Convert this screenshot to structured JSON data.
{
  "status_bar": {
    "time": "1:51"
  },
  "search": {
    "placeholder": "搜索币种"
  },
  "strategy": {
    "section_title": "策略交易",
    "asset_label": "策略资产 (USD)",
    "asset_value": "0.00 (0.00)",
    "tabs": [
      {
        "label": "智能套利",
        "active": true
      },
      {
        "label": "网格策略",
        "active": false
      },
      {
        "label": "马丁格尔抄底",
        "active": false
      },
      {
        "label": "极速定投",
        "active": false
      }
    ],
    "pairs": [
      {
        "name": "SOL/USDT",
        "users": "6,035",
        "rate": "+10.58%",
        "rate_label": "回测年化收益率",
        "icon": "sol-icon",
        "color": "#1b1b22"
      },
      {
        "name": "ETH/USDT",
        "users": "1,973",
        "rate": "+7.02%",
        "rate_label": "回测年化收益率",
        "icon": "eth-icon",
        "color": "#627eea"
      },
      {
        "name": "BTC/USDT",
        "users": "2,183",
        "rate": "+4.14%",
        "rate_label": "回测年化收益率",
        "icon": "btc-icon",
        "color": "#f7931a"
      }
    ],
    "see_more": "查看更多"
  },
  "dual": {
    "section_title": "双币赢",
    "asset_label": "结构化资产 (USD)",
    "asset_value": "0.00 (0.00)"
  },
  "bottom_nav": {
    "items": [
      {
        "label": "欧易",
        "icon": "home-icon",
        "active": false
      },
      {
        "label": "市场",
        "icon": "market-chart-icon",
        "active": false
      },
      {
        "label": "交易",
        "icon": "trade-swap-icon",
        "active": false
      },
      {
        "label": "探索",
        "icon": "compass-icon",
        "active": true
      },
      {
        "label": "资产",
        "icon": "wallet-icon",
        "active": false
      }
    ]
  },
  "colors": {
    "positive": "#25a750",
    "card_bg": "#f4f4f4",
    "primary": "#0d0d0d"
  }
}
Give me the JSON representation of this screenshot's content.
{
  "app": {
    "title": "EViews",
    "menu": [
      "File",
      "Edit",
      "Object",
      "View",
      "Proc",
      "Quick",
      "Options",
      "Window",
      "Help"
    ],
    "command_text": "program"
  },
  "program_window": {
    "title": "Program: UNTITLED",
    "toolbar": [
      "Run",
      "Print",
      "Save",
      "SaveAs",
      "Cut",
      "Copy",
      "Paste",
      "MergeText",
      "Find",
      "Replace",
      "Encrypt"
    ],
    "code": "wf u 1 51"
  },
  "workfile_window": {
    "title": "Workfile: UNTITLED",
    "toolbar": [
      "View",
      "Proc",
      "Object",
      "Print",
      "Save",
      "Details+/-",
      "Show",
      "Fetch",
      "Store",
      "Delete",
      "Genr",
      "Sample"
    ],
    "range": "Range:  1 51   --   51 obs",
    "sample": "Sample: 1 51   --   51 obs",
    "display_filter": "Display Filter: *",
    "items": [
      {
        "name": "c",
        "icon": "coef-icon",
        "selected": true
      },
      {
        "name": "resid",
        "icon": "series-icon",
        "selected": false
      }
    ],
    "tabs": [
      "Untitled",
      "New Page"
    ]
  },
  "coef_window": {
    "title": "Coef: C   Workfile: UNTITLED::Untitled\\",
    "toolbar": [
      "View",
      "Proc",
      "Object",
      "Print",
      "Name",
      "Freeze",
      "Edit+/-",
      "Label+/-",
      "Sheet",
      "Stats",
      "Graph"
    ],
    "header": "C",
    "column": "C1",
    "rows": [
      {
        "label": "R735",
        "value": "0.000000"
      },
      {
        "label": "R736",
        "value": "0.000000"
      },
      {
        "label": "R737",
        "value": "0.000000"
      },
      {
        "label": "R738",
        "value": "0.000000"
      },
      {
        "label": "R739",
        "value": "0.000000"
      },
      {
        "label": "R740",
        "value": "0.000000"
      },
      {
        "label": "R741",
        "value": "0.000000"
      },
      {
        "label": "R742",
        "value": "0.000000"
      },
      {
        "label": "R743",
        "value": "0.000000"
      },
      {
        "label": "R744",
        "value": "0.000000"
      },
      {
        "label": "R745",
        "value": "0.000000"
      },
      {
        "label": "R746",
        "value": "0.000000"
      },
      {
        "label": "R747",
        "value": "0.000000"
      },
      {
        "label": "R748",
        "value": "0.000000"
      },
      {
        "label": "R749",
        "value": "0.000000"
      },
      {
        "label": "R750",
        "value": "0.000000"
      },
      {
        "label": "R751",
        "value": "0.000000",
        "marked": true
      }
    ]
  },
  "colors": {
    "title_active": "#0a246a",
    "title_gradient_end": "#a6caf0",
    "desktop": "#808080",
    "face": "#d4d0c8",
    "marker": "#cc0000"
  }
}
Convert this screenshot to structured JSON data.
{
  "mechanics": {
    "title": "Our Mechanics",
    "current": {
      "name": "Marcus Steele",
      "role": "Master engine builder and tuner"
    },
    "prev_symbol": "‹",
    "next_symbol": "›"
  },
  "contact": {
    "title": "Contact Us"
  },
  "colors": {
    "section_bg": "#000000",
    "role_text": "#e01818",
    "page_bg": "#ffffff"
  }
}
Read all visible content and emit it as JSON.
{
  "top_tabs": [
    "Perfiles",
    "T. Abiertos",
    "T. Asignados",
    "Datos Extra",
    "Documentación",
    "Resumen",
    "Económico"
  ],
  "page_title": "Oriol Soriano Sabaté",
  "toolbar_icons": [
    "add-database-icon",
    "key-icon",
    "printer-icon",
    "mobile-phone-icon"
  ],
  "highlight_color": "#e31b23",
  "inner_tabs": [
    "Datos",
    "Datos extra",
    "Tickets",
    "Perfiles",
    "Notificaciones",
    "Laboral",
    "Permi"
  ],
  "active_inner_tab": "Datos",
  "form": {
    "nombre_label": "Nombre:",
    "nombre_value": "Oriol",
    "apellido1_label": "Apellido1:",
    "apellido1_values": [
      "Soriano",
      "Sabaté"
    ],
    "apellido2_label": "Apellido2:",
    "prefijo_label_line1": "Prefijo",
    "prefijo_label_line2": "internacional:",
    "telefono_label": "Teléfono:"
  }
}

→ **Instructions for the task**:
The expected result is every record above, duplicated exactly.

→ **Completed task**:
Convert this screenshot to structured JSON data.
{
  "status_bar": {
    "time": "1:51"
  },
  "search": {
    "placeholder": "搜索币种"
  },
  "strategy": {
    "section_title": "策略交易",
    "asset_label": "策略资产 (USD)",
    "asset_value": "0.00 (0.00)",
    "tabs": [
      {
        "label": "智能套利",
        "active": true
      },
      {
        "label": "网格策略",
        "active": false
      },
      {
        "label": "马丁格尔抄底",
        "active": false
      },
      {
        "label": "极速定投",
        "active": false
      }
    ],
    "pairs": [
      {
        "name": "SOL/USDT",
        "users": "6,035",
        "rate": "+10.58%",
        "rate_label": "回测年化收益率",
        "icon": "sol-icon",
        "color": "#1b1b22"
      },
      {
        "name": "ETH/USDT",
        "users": "1,973",
        "rate": "+7.02%",
        "rate_label": "回测年化收益率",
        "icon": "eth-icon",
        "color": "#627eea"
      },
      {
        "name": "BTC/USDT",
        "users": "2,183",
        "rate": "+4.14%",
        "rate_label": "回测年化收益率",
        "icon": "btc-icon",
        "color": "#f7931a"
      }
    ],
    "see_more": "查看更多"
  },
  "dual": {
    "section_title": "双币赢",
    "asset_label": "结构化资产 (USD)",
    "asset_value": "0.00 (0.00)"
  },
  "bottom_nav": {
    "items": [
      {
        "label": "欧易",
        "icon": "home-icon",
        "active": false
      },
      {
        "label": "市场",
        "icon": "market-chart-icon",
        "active": false
      },
      {
        "label": "交易",
        "icon": "trade-swap-icon",
        "active": false
      },
      {
        "label": "探索",
        "icon": "compass-icon",
        "active": true
      },
      {
        "label": "资产",
        "icon": "wallet-icon",
        "active": false
      }
    ]
  },
  "colors": {
    "positive": "#25a750",
    "card_bg": "#f4f4f4",
    "primary": "#0d0d0d"
  }
}
Give me the JSON representation of this screenshot's content.
{
  "app": {
    "title": "EViews",
    "menu": [
      "File",
      "Edit",
      "Object",
      "View",
      "Proc",
      "Quick",
      "Options",
      "Window",
      "Help"
    ],
    "command_text": "program"
  },
  "program_window": {
    "title": "Program: UNTITLED",
    "toolbar": [
      "Run",
      "Print",
      "Save",
      "SaveAs",
      "Cut",
      "Copy",
      "Paste",
      "MergeText",
      "Find",
      "Replace",
      "Encrypt"
    ],
    "code": "wf u 1 51"
  },
  "workfile_window": {
    "title": "Workfile: UNTITLED",
    "toolbar": [
      "View",
      "Proc",
      "Object",
      "Print",
      "Save",
      "Details+/-",
      "Show",
      "Fetch",
      "Store",
      "Delete",
      "Genr",
      "Sample"
    ],
    "range": "Range:  1 51   --   51 obs",
    "sample": "Sample: 1 51   --   51 obs",
    "display_filter": "Display Filter: *",
    "items": [
      {
        "name": "c",
        "icon": "coef-icon",
        "selected": true
      },
      {
        "name": "resid",
        "icon": "series-icon",
        "selected": false
      }
    ],
    "tabs": [
      "Untitled",
      "New Page"
    ]
  },
  "coef_window": {
    "title": "Coef: C   Workfile: UNTITLED::Untitled\\",
    "toolbar": [
      "View",
      "Proc",
      "Object",
      "Print",
      "Name",
      "Freeze",
      "Edit+/-",
      "Label+/-",
      "Sheet",
      "Stats",
      "Graph"
    ],
    "header": "C",
    "column": "C1",
    "rows": [
      {
        "label": "R735",
        "value": "0.000000"
      },
      {
        "label": "R736",
        "value": "0.000000"
      },
      {
        "label": "R737",
        "value": "0.000000"
      },
      {
        "label": "R738",
        "value": "0.000000"
      },
      {
        "label": "R739",
        "value": "0.000000"
      },
      {
        "label": "R740",
        "value": "0.000000"
      },
      {
        "label": "R741",
        "value": "0.000000"
      },
      {
        "label": "R742",
        "value": "0.000000"
      },
      {
        "label": "R743",
        "value": "0.000000"
      },
      {
        "label": "R744",
        "value": "0.000000"
      },
      {
        "label": "R745",
        "value": "0.000000"
      },
      {
        "label": "R746",
        "value": "0.000000"
      },
      {
        "label": "R747",
        "value": "0.000000"
      },
      {
        "label": "R748",
        "value": "0.000000"
      },
      {
        "label": "R749",
        "value": "0.000000"
      },
      {
        "label": "R750",
        "value": "0.000000"
      },
      {
        "label": "R751",
        "value": "0.000000",
        "marked": true
      }
    ]
  },
  "colors": {
    "title_active": "#0a246a",
    "title_gradient_end": "#a6caf0",
    "desktop": "#808080",
    "face": "#d4d0c8",
    "marker": "#cc0000"
  }
}
Convert this screenshot to structured JSON data.
{
  "mechanics": {
    "title": "Our Mechanics",
    "current": {
      "name": "Marcus Steele",
      "role": "Master engine builder and tuner"
    },
    "prev_symbol": "‹",
    "next_symbol": "›"
  },
  "contact": {
    "title": "Contact Us"
  },
  "colors": {
    "section_bg": "#000000",
    "role_text": "#e01818",
    "page_bg": "#ffffff"
  }
}
Read all visible content and emit it as JSON.
{
  "top_tabs": [
    "Perfiles",
    "T. Abiertos",
    "T. Asignados",
    "Datos Extra",
    "Documentación",
    "Resumen",
    "Económico"
  ],
  "page_title": "Oriol Soriano Sabaté",
  "toolbar_icons": [
    "add-database-icon",
    "key-icon",
    "printer-icon",
    "mobile-phone-icon"
  ],
  "highlight_color": "#e31b23",
  "inner_tabs": [
    "Datos",
    "Datos extra",
    "Tickets",
    "Perfiles",
    "Notificaciones",
    "Laboral",
    "Permi"
  ],
  "active_inner_tab": "Datos",
  "form": {
    "nombre_label": "Nombre:",
    "nombre_value": "Oriol",
    "apellido1_label": "Apellido1:",
    "apellido1_values": [
      "Soriano",
      "Sabaté"
    ],
    "apellido2_label": "Apellido2:",
    "prefijo_label_line1": "Prefijo",
    "prefijo_label_line2": "internacional:",
    "telefono_label": "Teléfono:"
  }
}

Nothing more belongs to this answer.